A superalloy, also known as a high-performance alloy, is a strengthened variant of an alloy with improved properties for heavy-duty metal finishing applications. Superalloys, in particular, offer improved heat protection, improved surface stability, better corrosion resistance, and increased mechanical strength. As a result, superalloys are well-suited for high-stress manufacturing applications, such as the production of aerospace turbine engines.

SUPERALLOY VS ALLOY PLATING BENEFITS

Plating on superalloys such as Monel or Inconel has several advantages over plating on standard alloys. First, because superalloys are known for their heat resistance and strength, using one can considerably improve a part’s performance in harsh conditions. Those in the aerospace, automotive, and electronics industries may benefit the most from this improvement.

A superalloy metal could be used to make any material that must withstand extreme heat or corrosive conditions. Superalloys may also find industrial use in manufacturing facilities that rely on the constant use of fast-moving machinery.

In the same way, plating superalloys has advantages over leaving components in their native state. Electroplating and electroless plating, for example, are crucial in the aircraft sector for increasing strength and minimising corrosion risk. Zinc-nickel coatings, for example, are used to protect items from air corrosion and the formation of white and red rust.
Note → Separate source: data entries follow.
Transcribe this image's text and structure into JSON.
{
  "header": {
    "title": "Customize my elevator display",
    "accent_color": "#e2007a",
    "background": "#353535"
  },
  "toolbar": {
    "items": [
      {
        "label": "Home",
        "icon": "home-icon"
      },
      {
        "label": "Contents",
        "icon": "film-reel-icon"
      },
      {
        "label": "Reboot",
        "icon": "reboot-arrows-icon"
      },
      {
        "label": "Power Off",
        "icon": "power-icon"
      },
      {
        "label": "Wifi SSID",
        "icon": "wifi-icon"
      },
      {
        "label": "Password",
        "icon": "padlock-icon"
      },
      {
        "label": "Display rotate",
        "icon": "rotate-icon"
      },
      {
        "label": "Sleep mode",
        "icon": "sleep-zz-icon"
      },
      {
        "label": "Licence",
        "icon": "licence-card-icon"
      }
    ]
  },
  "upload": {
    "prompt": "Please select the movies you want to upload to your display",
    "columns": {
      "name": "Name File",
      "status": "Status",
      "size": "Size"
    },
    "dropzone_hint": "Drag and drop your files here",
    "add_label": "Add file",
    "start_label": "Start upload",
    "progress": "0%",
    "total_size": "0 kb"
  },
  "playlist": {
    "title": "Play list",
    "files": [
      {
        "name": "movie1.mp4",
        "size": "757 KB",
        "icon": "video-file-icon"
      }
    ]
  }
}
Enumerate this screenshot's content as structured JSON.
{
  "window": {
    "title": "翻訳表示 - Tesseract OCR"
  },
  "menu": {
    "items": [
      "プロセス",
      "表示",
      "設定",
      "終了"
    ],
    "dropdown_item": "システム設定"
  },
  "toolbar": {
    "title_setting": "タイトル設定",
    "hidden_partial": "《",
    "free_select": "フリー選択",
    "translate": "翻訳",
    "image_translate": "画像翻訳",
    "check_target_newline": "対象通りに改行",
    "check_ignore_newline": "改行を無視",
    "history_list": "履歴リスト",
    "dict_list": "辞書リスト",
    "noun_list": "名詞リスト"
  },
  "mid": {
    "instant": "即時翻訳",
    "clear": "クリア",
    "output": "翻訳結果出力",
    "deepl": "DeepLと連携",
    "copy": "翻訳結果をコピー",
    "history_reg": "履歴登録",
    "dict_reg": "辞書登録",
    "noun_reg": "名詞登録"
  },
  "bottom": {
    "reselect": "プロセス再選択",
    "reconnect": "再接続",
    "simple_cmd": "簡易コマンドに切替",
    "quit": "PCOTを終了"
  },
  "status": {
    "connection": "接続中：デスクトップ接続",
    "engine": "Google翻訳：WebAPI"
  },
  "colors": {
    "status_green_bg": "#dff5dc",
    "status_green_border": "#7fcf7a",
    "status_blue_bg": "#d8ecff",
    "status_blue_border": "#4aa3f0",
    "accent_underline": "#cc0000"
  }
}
Superalloys are worth consideration for industrial items that need to be robust, durable, and trustworthy, even if they aren’t the optimum material for every project. To ensure top performance, consult a metal finisher who is familiar with the nuances of alloys and superalloys used in your sector.

THE DEMAND FOR SUPERALLOYS IN TURBINE ENGINES FOR AIRCRAFT

The size and power of an aeroplane or spaceship engine, as well as the thunderous sound they create when operating, are likely the first things that come to mind. However, these engines produce a significant quantity of heat as well. For example, a jet engine may achieve temperatures of almost 2,700 degrees Fahrenheit. In such severe temperatures, standard base metal or alloy cannot provide enough thermal protection.

Various superalloys can endure the tremendous heat generated by turbine engines, which is good news for aircraft builders. 

These materials are usually nickel-based, such as:

Inconel is a nickel-chromium alloy that works well in high-heat applications, such as those involving aircraft turbine engines, and was developed in the United Kingdom by Wiggin Alloys in the 1940s. Inconel is also a corrosion-resistant metal.

Monel is a superalloy that combines nickel with other metals like titanium, copper, aluminium, and iron. Monel is a good choice for aeronautical applications since it retains its strength even at high temperatures.

THE BENEFITS OF ELECTROPLATING SUPERALLOYS FOR USE IN SPACE

Many metal-based products, particularly superalloys used in aircraft turbine engines, require electroplating as a finishing step. Plating can improve the superalloy’s characteristics and increase its heat and corrosion resistance. Only a few companies, however, can consistently offer consistent results when performing this difficult process.

For example, Inconel necessitates considerable surface preparation, including cleaning and pre-processing. In addition, when plating onto superalloy substrates, the precision application of the coating (usual nickel) is critical because there is little room for error.